Digital Access

Digital Access
Access bcrnews.com and all Shaw Media Illinois content from all your digital devices and receive breaking news and updates from around the area.

Home Delivery

Home Delivery
Local news, sports, opinion and more. The Bureau County Republican is published Wednesday and Saturday mornings.

Text Alerts

Text Alerts
Stay connected to us wherever you are! With bcralerts, get breaking news updates along with other area information sent to you as a text message to your wireless device or by e-mail.

Email Newsletters

Email Newsletters
Keep up with what's going on in your community by reading the bcrbriefs. This easy to read synopsis of today's news will be emailed directly to you Tuesday through Saturday at no charge. Sign up today!
Local

Herrick honored as Hall of Fame’s third inductee

Doctor, a 1975 PHS graduate, has gone all the way to Timbuktu

Dr. Timothy Herrick speaks to students at Princeton High School on Friday during his Academic and Career Hall of Fame inductee speech. Herrick, a 1975 PHS graduate, is the third inductee into the Hall of Fame.
Dr. Timothy Herrick speaks to students at Princeton High School on Friday during his Academic and Career Hall of Fame inductee speech. Herrick, a 1975 PHS graduate, is the third inductee into the Hall of Fame.

PRINCETON — How far can a graduate of Princeton High School go? All the way to Timbuktu.

That’s how far Dr. Timothy Herrick has been, and this was part of his message to students during an assembly Friday that recognized him as the third inductee into PHS’ Academic and Career Hall of Fame.

Herrick graduated from PHS in 1975 and went on to the University of Illinois where he received his Bachelor of Science degree in agricultural science. He then received his medical degree from Northwestern University and also earned a Master of Science degree while a fellow in family medicine at the Ohio State University.

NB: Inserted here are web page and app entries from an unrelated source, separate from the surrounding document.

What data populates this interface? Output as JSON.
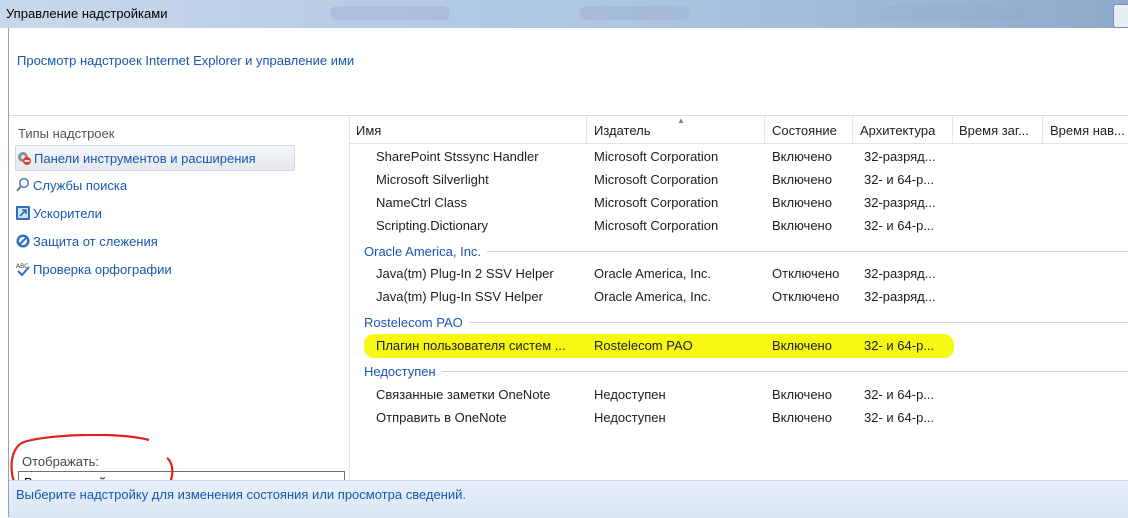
{
  "window": {
    "title": "Управление надстройками",
    "header_text": "Просмотр надстроек Internet Explorer и управление ими"
  },
  "left_panel": {
    "types_label": "Типы надстроек",
    "types": [
      {
        "label": "Панели инструментов и расширения",
        "icon": "gear-icon",
        "selected": true
      },
      {
        "label": "Службы поиска",
        "icon": "search-icon",
        "selected": false
      },
      {
        "label": "Ускорители",
        "icon": "accelerator-icon",
        "selected": false
      },
      {
        "label": "Защита от слежения",
        "icon": "block-icon",
        "selected": false
      },
      {
        "label": "Проверка орфографии",
        "icon": "spellcheck-icon",
        "selected": false
      }
    ],
    "show_label": "Отображать:",
    "show_value": "Все надстройки"
  },
  "table": {
    "columns": [
      "Имя",
      "Издатель",
      "Состояние",
      "Архитектура",
      "Время заг...",
      "Время нав..."
    ],
    "rows_top": [
      {
        "name": "SharePoint Stssync Handler",
        "publisher": "Microsoft Corporation",
        "state": "Включено",
        "arch": "32-разряд..."
      },
      {
        "name": "Microsoft Silverlight",
        "publisher": "Microsoft Corporation",
        "state": "Включено",
        "arch": "32- и 64-р..."
      },
      {
        "name": "NameCtrl Class",
        "publisher": "Microsoft Corporation",
        "state": "Включено",
        "arch": "32-разряд..."
      },
      {
        "name": "Scripting.Dictionary",
        "publisher": "Microsoft Corporation",
        "state": "Включено",
        "arch": "32- и 64-р..."
      }
    ],
    "group_oracle": "Oracle America, Inc.",
    "rows_oracle": [
      {
        "name": "Java(tm) Plug-In 2 SSV Helper",
        "publisher": "Oracle America, Inc.",
        "state": "Отключено",
        "arch": "32-разряд..."
      },
      {
        "name": "Java(tm) Plug-In SSV Helper",
        "publisher": "Oracle America, Inc.",
        "state": "Отключено",
        "arch": "32-разряд..."
      }
    ],
    "group_rostelecom": "Rostelecom PAO",
    "rows_rostelecom": [
      {
        "name": "Плагин пользователя систем ...",
        "publisher": "Rostelecom PAO",
        "state": "Включено",
        "arch": "32- и 64-р..."
      }
    ],
    "group_unavailable": "Недоступен",
    "rows_unavailable": [
      {
        "name": "Связанные заметки OneNote",
        "publisher": "Недоступен",
        "state": "Включено",
        "arch": "32- и 64-р..."
      },
      {
        "name": "Отправить в OneNote",
        "publisher": "Недоступен",
        "state": "Включено",
        "arch": "32- и 64-р..."
      }
    ]
  },
  "status_text": "Выберите надстройку для изменения состояния или просмотра сведений.",
  "colors": {
    "link_blue": "#1a56b0",
    "highlight_yellow": "#f6f600",
    "annotation_red": "#e0201b"
  }
}
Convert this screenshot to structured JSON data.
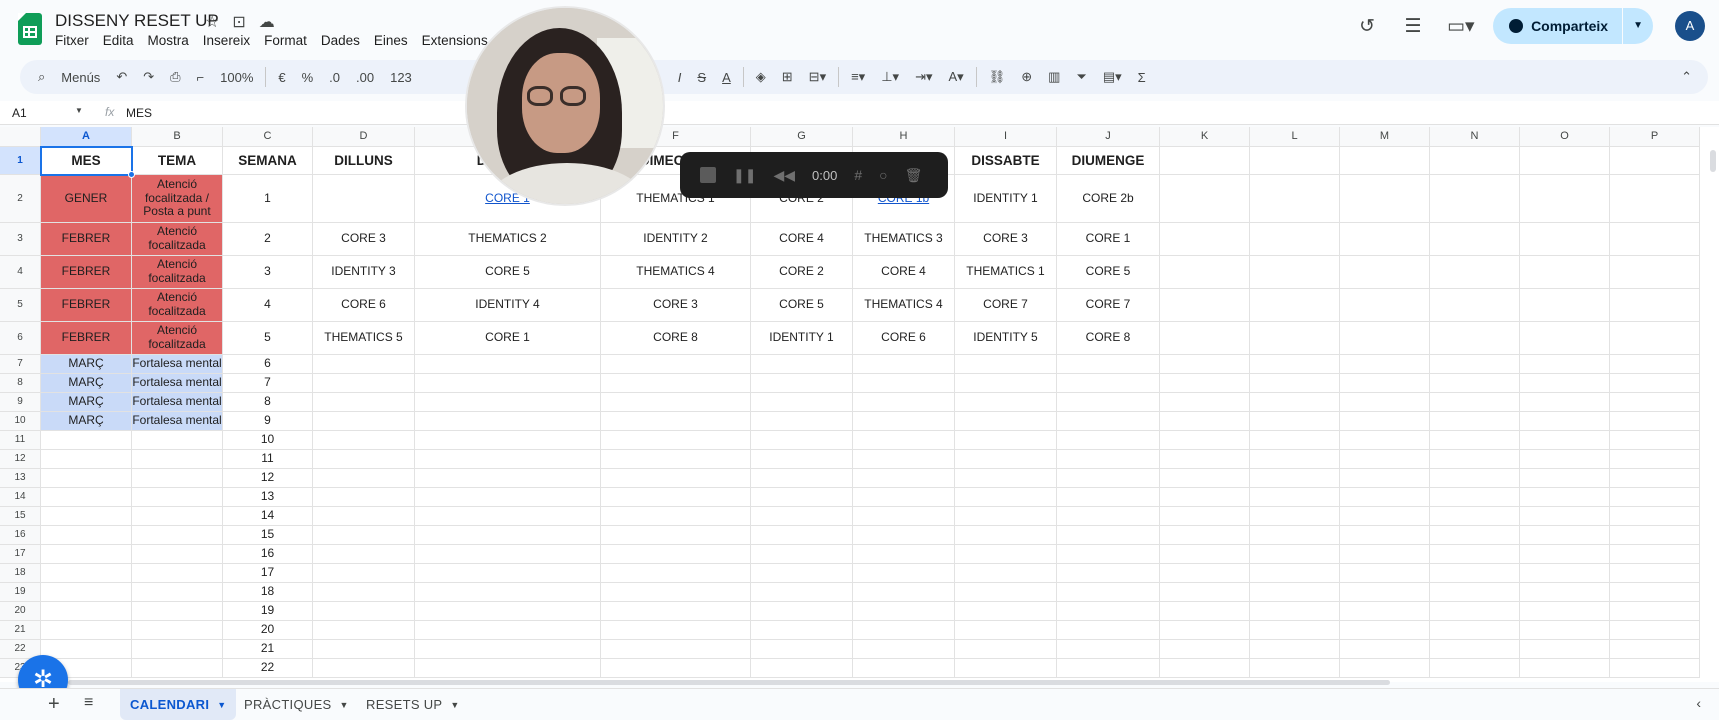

After completing his medical studies in the U.S., Herrick spent more than 20 years in Africa as a medical doctor and received his certification in tropical medicine from the American Tropical Medicine and Health Society.

In his presentation to students on Friday, he passed on four bits of advice: “Figure out what you were created to do or be, make the sacrifices you need to in order to make this a reality, surround yourself with good people on the journey, and don’t forget to have fun along the way.”

At around age 13, Herrick knew he wanted to be a doctor, helping people in extreme need. He said back then, he was thinking of Peoria.

It wasn’t until age 20, he began dreaming of Africa.

Herrick admitted getting into medical school was not exactly “a slam dunk” for him, hence the agricultural science degree. He said he took the ag route just in case his Plan A of going to medical school did not pan out.

Plan A came through for him only one month before he started school in Chicago. After that, things sort of fell into place as they do in life.

When he moved to Africa, he worked in rural hospitals, began a community health program in several villages, treated people living on city streets and taught in a variety of settings.

Herrick shared photos of him working in hospitals in Africa and also during a visit to Timbuktu with his family, where they took a photo holding a copy of the Bureau County Republican, which later ended up in the newpaper’s “Where in the World” feature.

“Princeton High School is a great place, in my view, to start this process, because here you can do a little bit of everything,” he said.

He encouraged students to take advantage of everything high school has to offer.

“Try a lot of stuff. See what you’re good at. See what you’re bad at. If you’re bad at it, keep doing it anyway until you can get a little good at it,” he said.

“You get a good teaching at PHS. It’s up to you whether or not you get a good learning.”

Today, Herrick lives in Portland, Ore., where he is currently an assistant professor and physician at the Oregon Health and Science University.

He and his wife, Joan, hope to finish their careers back in Africa and are planning to move in 2021.

Although he lived across the world for more than two decades, Herrick stayed in contact with many people from PHS and shared they all “feel blessed to have gotten their start at PHS.”

“The people we met here, our families, and our friends are part of what made us who we are. … They are really our foundation for the future,” he said.

Loading more